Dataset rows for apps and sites
=-=-=-=-=

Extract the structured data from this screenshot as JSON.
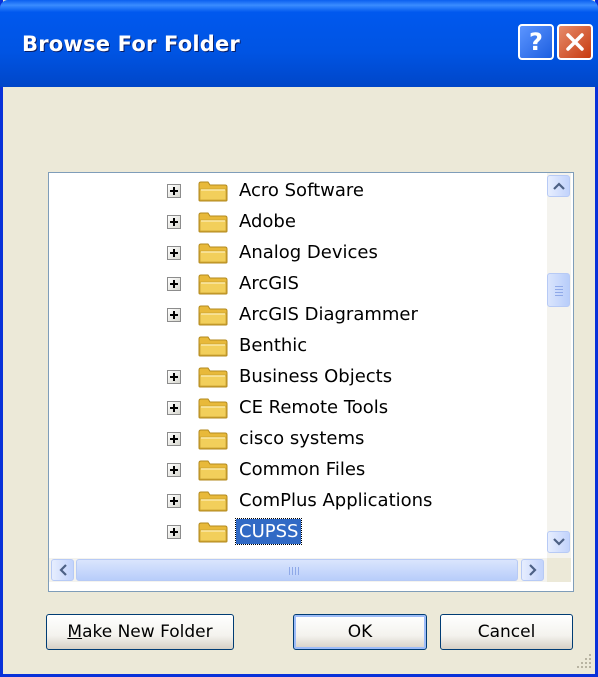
{
  "window": {
    "title": "Browse For Folder"
  },
  "titlebar": {
    "help_glyph": "?",
    "close_icon": "close-x-icon"
  },
  "tree": {
    "items": [
      {
        "label": "Acro Software",
        "expandable": true,
        "selected": false
      },
      {
        "label": "Adobe",
        "expandable": true,
        "selected": false
      },
      {
        "label": "Analog Devices",
        "expandable": true,
        "selected": false
      },
      {
        "label": "ArcGIS",
        "expandable": true,
        "selected": false
      },
      {
        "label": "ArcGIS Diagrammer",
        "expandable": true,
        "selected": false
      },
      {
        "label": "Benthic",
        "expandable": false,
        "selected": false
      },
      {
        "label": "Business Objects",
        "expandable": true,
        "selected": false
      },
      {
        "label": "CE Remote Tools",
        "expandable": true,
        "selected": false
      },
      {
        "label": "cisco systems",
        "expandable": true,
        "selected": false
      },
      {
        "label": "Common Files",
        "expandable": true,
        "selected": false
      },
      {
        "label": "ComPlus Applications",
        "expandable": true,
        "selected": false
      },
      {
        "label": "CUPSS",
        "expandable": true,
        "selected": true
      }
    ]
  },
  "buttons": {
    "make_new_folder": {
      "prefix": "M",
      "rest": "ake New Folder"
    },
    "ok": "OK",
    "cancel": "Cancel"
  },
  "colors": {
    "titlebar": "#0054e3",
    "dialog_bg": "#ece9d8",
    "selection": "#316ac5",
    "folder_yellow": "#f2cf5b"
  }
}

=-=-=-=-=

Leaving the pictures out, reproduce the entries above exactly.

Extract the structured data from this screenshot as JSON.
{
  "window": {
    "title": "Browse For Folder"
  },
  "titlebar": {
    "help_glyph": "?",
    "close_icon": "close-x-icon"
  },
  "tree": {
    "items": [
      {
        "label": "Acro Software",
        "expandable": true,
        "selected": false
      },
      {
        "label": "Adobe",
        "expandable": true,
        "selected": false
      },
      {
        "label": "Analog Devices",
        "expandable": true,
        "selected": false
      },
      {
        "label": "ArcGIS",
        "expandable": true,
        "selected": false
      },
      {
        "label": "ArcGIS Diagrammer",
        "expandable": true,
        "selected": false
      },
      {
        "label": "Benthic",
        "expandable": false,
        "selected": false
      },
      {
        "label": "Business Objects",
        "expandable": true,
        "selected": false
      },
      {
        "label": "CE Remote Tools",
        "expandable": true,
        "selected": false
      },
      {
        "label": "cisco systems",
        "expandable": true,
        "selected": false
      },
      {
        "label": "Common Files",
        "expandable": true,
        "selected": false
      },
      {
        "label": "ComPlus Applications",
        "expandable": true,
        "selected": false
      },
      {
        "label": "CUPSS",
        "expandable": true,
        "selected": true
      }
    ]
  },
  "buttons": {
    "make_new_folder": {
      "prefix": "M",
      "rest": "ake New Folder"
    },
    "ok": "OK",
    "cancel": "Cancel"
  },
  "colors": {
    "titlebar": "#0054e3",
    "dialog_bg": "#ece9d8",
    "selection": "#316ac5",
    "folder_yellow": "#f2cf5b"
  }
}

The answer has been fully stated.